Assigned task: Scan the listing for the word "JSON", and copy out each line where it is found.

Material provided:
Start of Block
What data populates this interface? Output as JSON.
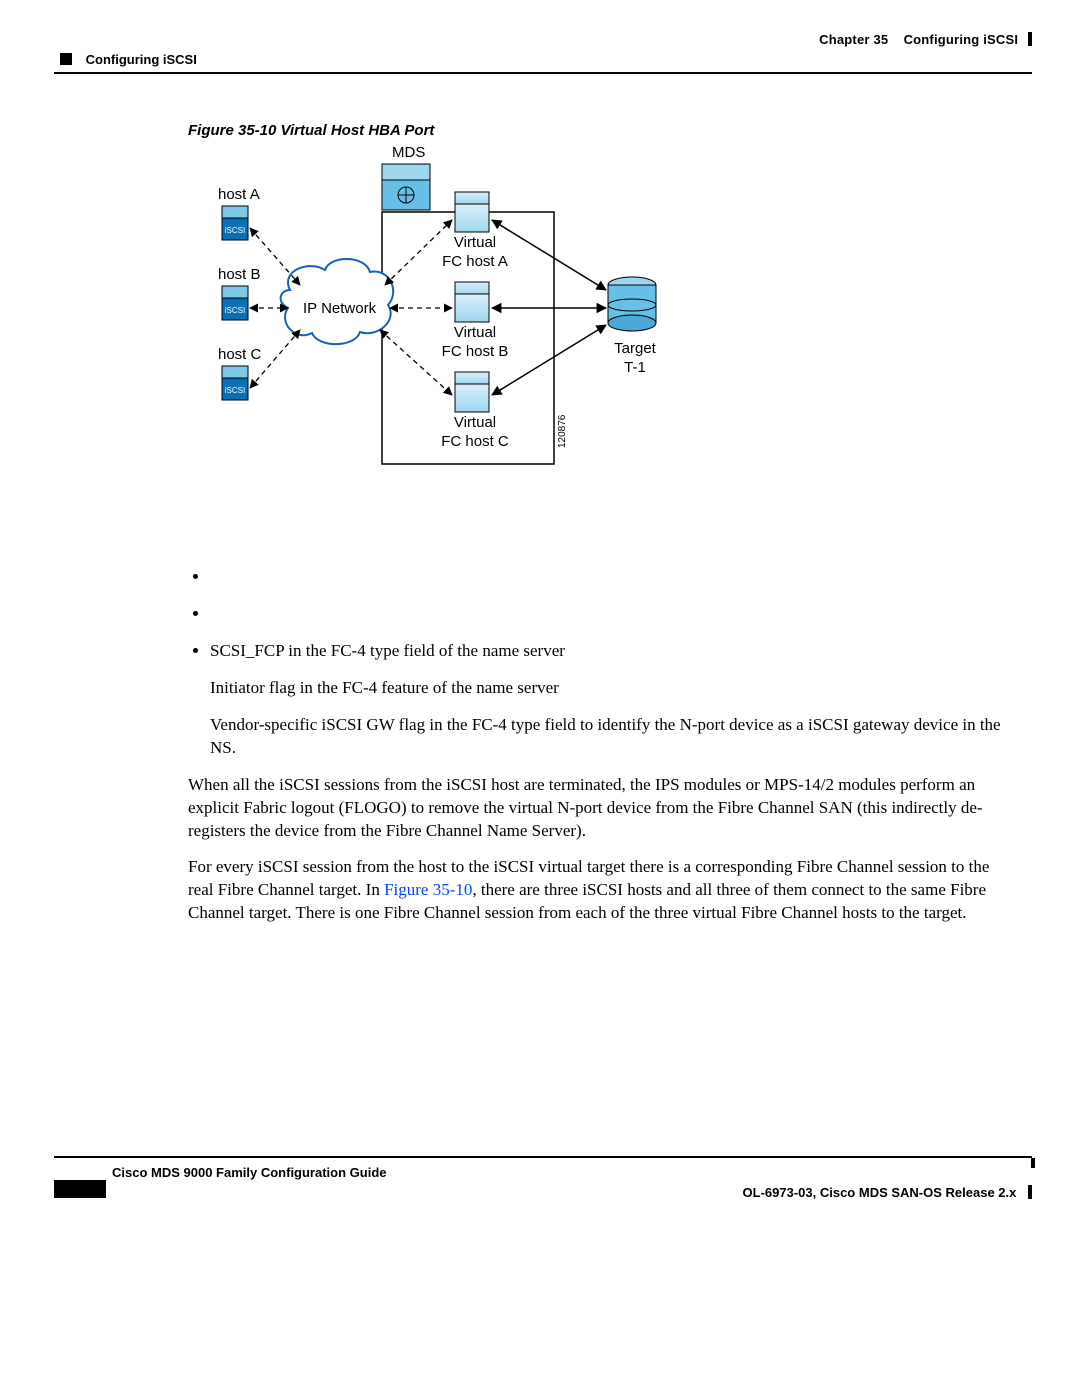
{
  "header": {
    "chapter_label": "Chapter 35",
    "chapter_title": "Configuring iSCSI",
    "section_left": "Configuring iSCSI"
  },
  "figure": {
    "caption": "Figure 35-10 Virtual Host HBA Port",
    "labels": {
      "mds": "MDS",
      "host_a": "host A",
      "host_b": "host B",
      "host_c": "host C",
      "ip_network": "IP Network",
      "virtual_a_l1": "Virtual",
      "virtual_a_l2": "FC host A",
      "virtual_b_l1": "Virtual",
      "virtual_b_l2": "FC host B",
      "virtual_c_l1": "Virtual",
      "virtual_c_l2": "FC host C",
      "target_l1": "Target",
      "target_l2": "T-1",
      "art_id": "120876",
      "iscsi": "iSCSI"
    }
  },
  "bullets": {
    "b1": "",
    "b2": "",
    "b3": "SCSI_FCP in the FC-4 type field of the name server",
    "b3_sub1": "Initiator flag in the FC-4 feature of the name server",
    "b3_sub2": "Vendor-specific iSCSI GW flag in the FC-4 type field to identify the N-port device as a iSCSI gateway device in the NS."
  },
  "paragraphs": {
    "p1": "When all the iSCSI sessions from the iSCSI host are terminated, the IPS modules or MPS-14/2 modules perform an explicit Fabric logout (FLOGO) to remove the virtual N-port device from the Fibre Channel SAN (this indirectly de-registers the device from the Fibre Channel Name Server).",
    "p2_a": "For every iSCSI session from the host to the iSCSI virtual target there is a corresponding Fibre Channel session to the real Fibre Channel target. In ",
    "p2_link": "Figure 35-10",
    "p2_b": ", there are three iSCSI hosts and all three of them connect to the same Fibre Channel target. There is one Fibre Channel session from each of the three virtual Fibre Channel hosts to the target."
  },
  "footer": {
    "book": "Cisco MDS 9000 Family Configuration Guide",
    "release": "OL-6973-03, Cisco MDS SAN-OS Release 2.x"
  }
}
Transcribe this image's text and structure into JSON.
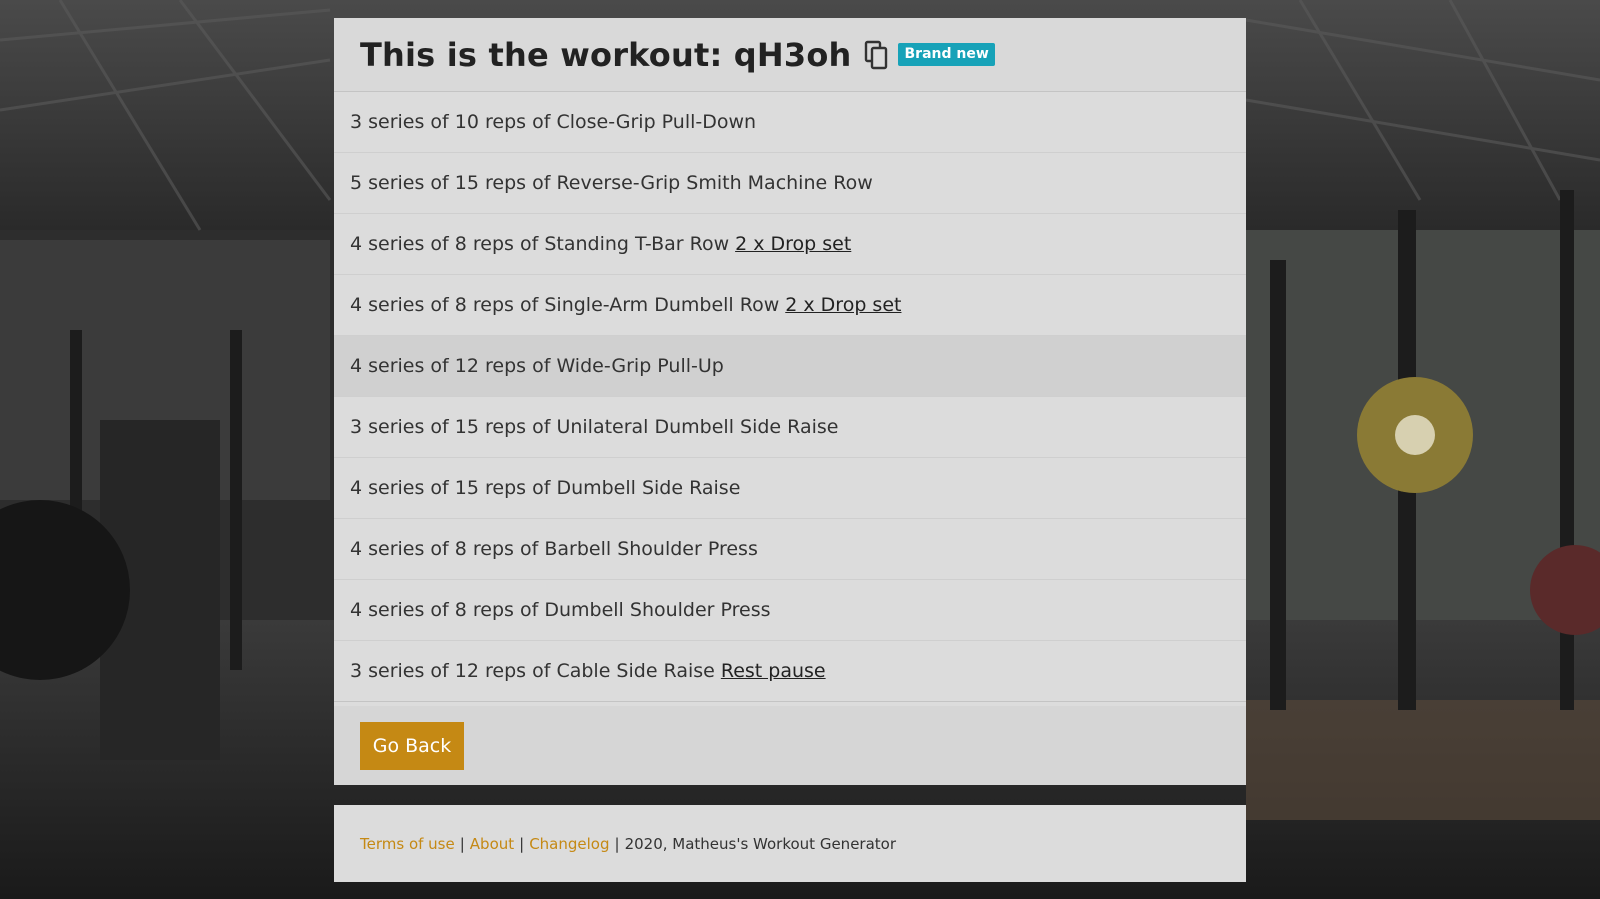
{
  "header": {
    "title": "This is the workout: qH3oh",
    "badge": "Brand new",
    "copy_icon": "copy-icon"
  },
  "exercises": [
    {
      "text": "3 series of 10 reps of Close-Grip Pull-Down",
      "technique": ""
    },
    {
      "text": "5 series of 15 reps of Reverse-Grip Smith Machine Row",
      "technique": ""
    },
    {
      "text": "4 series of 8 reps of Standing T-Bar Row",
      "technique": "2 x Drop set"
    },
    {
      "text": "4 series of 8 reps of Single-Arm Dumbell Row",
      "technique": "2 x Drop set"
    },
    {
      "text": "4 series of 12 reps of Wide-Grip Pull-Up",
      "technique": ""
    },
    {
      "text": "3 series of 15 reps of Unilateral Dumbell Side Raise",
      "technique": ""
    },
    {
      "text": "4 series of 15 reps of Dumbell Side Raise",
      "technique": ""
    },
    {
      "text": "4 series of 8 reps of Barbell Shoulder Press",
      "technique": ""
    },
    {
      "text": "4 series of 8 reps of Dumbell Shoulder Press",
      "technique": ""
    },
    {
      "text": "3 series of 12 reps of Cable Side Raise",
      "technique": "Rest pause"
    }
  ],
  "buttons": {
    "go_back": "Go Back"
  },
  "footer": {
    "terms": "Terms of use",
    "about": "About",
    "changelog": "Changelog",
    "separator": "|",
    "copyright": "2020, Matheus's Workout Generator"
  },
  "colors": {
    "accent": "#c58914",
    "badge": "#17a2b8",
    "card": "#dcdcdc"
  }
}
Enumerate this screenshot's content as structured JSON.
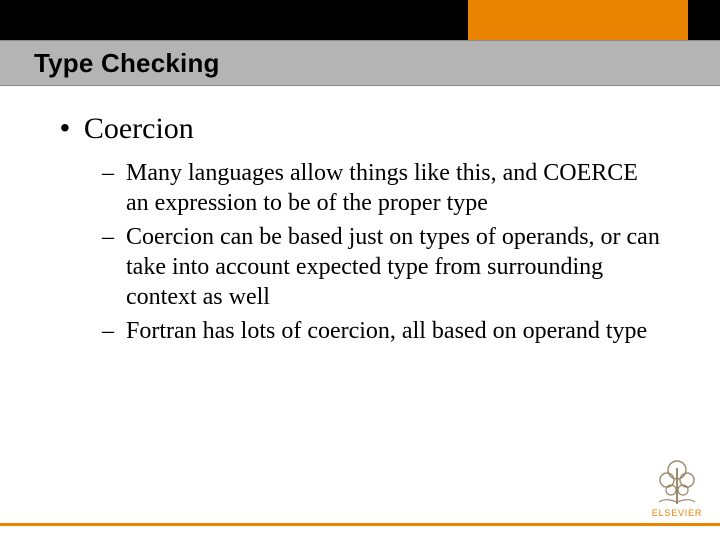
{
  "colors": {
    "accent": "#e98300",
    "titlebar": "#b4b4b4"
  },
  "title": "Type Checking",
  "bullet": {
    "label": "Coercion",
    "children": [
      "Many languages allow things like this, and COERCE an expression to be of the proper type",
      "Coercion can be based just on types of operands, or can take into account expected type from surrounding context as well",
      "Fortran has lots of coercion, all based on operand type"
    ]
  },
  "brand": "ELSEVIER"
}
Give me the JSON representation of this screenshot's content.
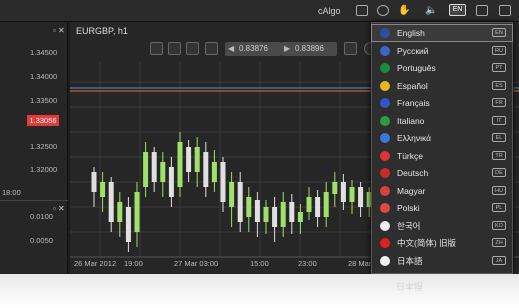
{
  "topbar": {
    "brand": "cAlgo",
    "lang_badge": "EN"
  },
  "left_panel": {
    "ticks": [
      "1.34500",
      "1.34000",
      "1.33500",
      "1.33000",
      "1.32500",
      "1.32000",
      "0.0100",
      "0.0050"
    ],
    "price_label": "1.33056",
    "bottom_time": "18:00"
  },
  "chart": {
    "title": "EURGBP, h1",
    "bid": "0.83876",
    "ask": "0.83896",
    "x_labels": [
      "26 Mar 2012",
      "19:00",
      "27 Mar 03:00",
      "15:00",
      "23:00",
      "28 Mar 0"
    ]
  },
  "chart_data": {
    "type": "candlestick",
    "x": [
      "26 Mar 2012",
      "19:00",
      "27 Mar 03:00",
      "15:00",
      "23:00",
      "28 Mar 0"
    ],
    "candles": [
      {
        "o": 150,
        "c": 170,
        "h": 145,
        "l": 185
      },
      {
        "o": 175,
        "c": 160,
        "h": 150,
        "l": 190
      },
      {
        "o": 160,
        "c": 200,
        "h": 155,
        "l": 210
      },
      {
        "o": 200,
        "c": 180,
        "h": 170,
        "l": 215
      },
      {
        "o": 185,
        "c": 220,
        "h": 175,
        "l": 230
      },
      {
        "o": 210,
        "c": 170,
        "h": 160,
        "l": 225
      },
      {
        "o": 165,
        "c": 130,
        "h": 120,
        "l": 175
      },
      {
        "o": 130,
        "c": 160,
        "h": 125,
        "l": 170
      },
      {
        "o": 160,
        "c": 140,
        "h": 130,
        "l": 175
      },
      {
        "o": 145,
        "c": 175,
        "h": 135,
        "l": 185
      },
      {
        "o": 165,
        "c": 120,
        "h": 110,
        "l": 175
      },
      {
        "o": 125,
        "c": 150,
        "h": 118,
        "l": 160
      },
      {
        "o": 150,
        "c": 125,
        "h": 115,
        "l": 165
      },
      {
        "o": 130,
        "c": 165,
        "h": 120,
        "l": 175
      },
      {
        "o": 160,
        "c": 140,
        "h": 128,
        "l": 170
      },
      {
        "o": 140,
        "c": 180,
        "h": 135,
        "l": 190
      },
      {
        "o": 185,
        "c": 160,
        "h": 150,
        "l": 205
      },
      {
        "o": 160,
        "c": 200,
        "h": 150,
        "l": 210
      },
      {
        "o": 195,
        "c": 175,
        "h": 165,
        "l": 210
      },
      {
        "o": 178,
        "c": 200,
        "h": 170,
        "l": 215
      },
      {
        "o": 200,
        "c": 185,
        "h": 178,
        "l": 212
      },
      {
        "o": 185,
        "c": 205,
        "h": 175,
        "l": 220
      },
      {
        "o": 205,
        "c": 180,
        "h": 170,
        "l": 215
      },
      {
        "o": 180,
        "c": 200,
        "h": 172,
        "l": 212
      },
      {
        "o": 200,
        "c": 190,
        "h": 182,
        "l": 212
      },
      {
        "o": 190,
        "c": 175,
        "h": 165,
        "l": 198
      },
      {
        "o": 175,
        "c": 195,
        "h": 168,
        "l": 205
      },
      {
        "o": 195,
        "c": 170,
        "h": 160,
        "l": 205
      },
      {
        "o": 172,
        "c": 160,
        "h": 150,
        "l": 185
      },
      {
        "o": 160,
        "c": 180,
        "h": 152,
        "l": 188
      },
      {
        "o": 180,
        "c": 165,
        "h": 158,
        "l": 192
      },
      {
        "o": 165,
        "c": 185,
        "h": 160,
        "l": 195
      },
      {
        "o": 185,
        "c": 170,
        "h": 165,
        "l": 195
      },
      {
        "o": 172,
        "c": 150,
        "h": 140,
        "l": 180
      },
      {
        "o": 150,
        "c": 130,
        "h": 60,
        "l": 160
      }
    ]
  },
  "lang_menu": {
    "items": [
      {
        "label": "English",
        "code": "EN",
        "color": "#2c4fa3"
      },
      {
        "label": "Русский",
        "code": "RU",
        "color": "#3b66c9"
      },
      {
        "label": "Português",
        "code": "PT",
        "color": "#1f8a3a"
      },
      {
        "label": "Español",
        "code": "ES",
        "color": "#e6b81e"
      },
      {
        "label": "Français",
        "code": "FR",
        "color": "#2f56c7"
      },
      {
        "label": "Italiano",
        "code": "IT",
        "color": "#2f9a46"
      },
      {
        "label": "Ελληνικά",
        "code": "EL",
        "color": "#3a7ad6"
      },
      {
        "label": "Türkçe",
        "code": "TR",
        "color": "#e03333"
      },
      {
        "label": "Deutsch",
        "code": "DE",
        "color": "#cc2b2b"
      },
      {
        "label": "Magyar",
        "code": "HU",
        "color": "#d94040"
      },
      {
        "label": "Polski",
        "code": "PL",
        "color": "#e04848"
      },
      {
        "label": "한국어",
        "code": "KO",
        "color": "#eeeeee"
      },
      {
        "label": "中文(简体) 旧版",
        "code": "ZH",
        "color": "#e02020"
      },
      {
        "label": "日本語",
        "code": "JA",
        "color": "#f2f2f2"
      }
    ],
    "reflection_label": "日本語"
  }
}
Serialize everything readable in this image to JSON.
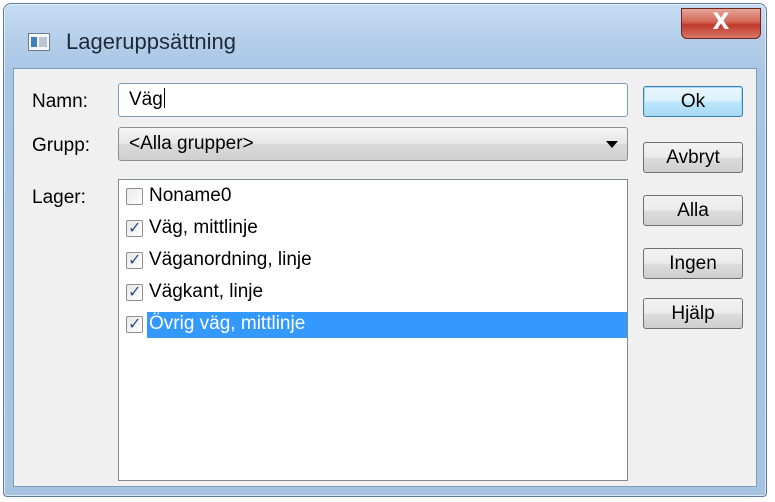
{
  "window": {
    "title": "Lageruppsättning",
    "close_label": "X"
  },
  "form": {
    "name_label": "Namn:",
    "name_value": "Väg",
    "group_label": "Grupp:",
    "group_value": "<Alla grupper>",
    "layers_label": "Lager:"
  },
  "layers": [
    {
      "label": "Noname0",
      "checked": false,
      "selected": false
    },
    {
      "label": "Väg, mittlinje",
      "checked": true,
      "selected": false
    },
    {
      "label": "Väganordning, linje",
      "checked": true,
      "selected": false
    },
    {
      "label": "Vägkant, linje",
      "checked": true,
      "selected": false
    },
    {
      "label": "Övrig väg, mittlinje",
      "checked": true,
      "selected": true
    }
  ],
  "buttons": {
    "ok": "Ok",
    "cancel": "Avbryt",
    "all": "Alla",
    "none": "Ingen",
    "help": "Hjälp"
  }
}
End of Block
Output of the task:
What data populates this interface? Output as JSON.
Transcribe this image's text and structure into JSON.
Enumerate this screenshot's content as structured JSON.
Give me the JSON representation of this screenshot's content.
Serialize everything readable in this image to JSON.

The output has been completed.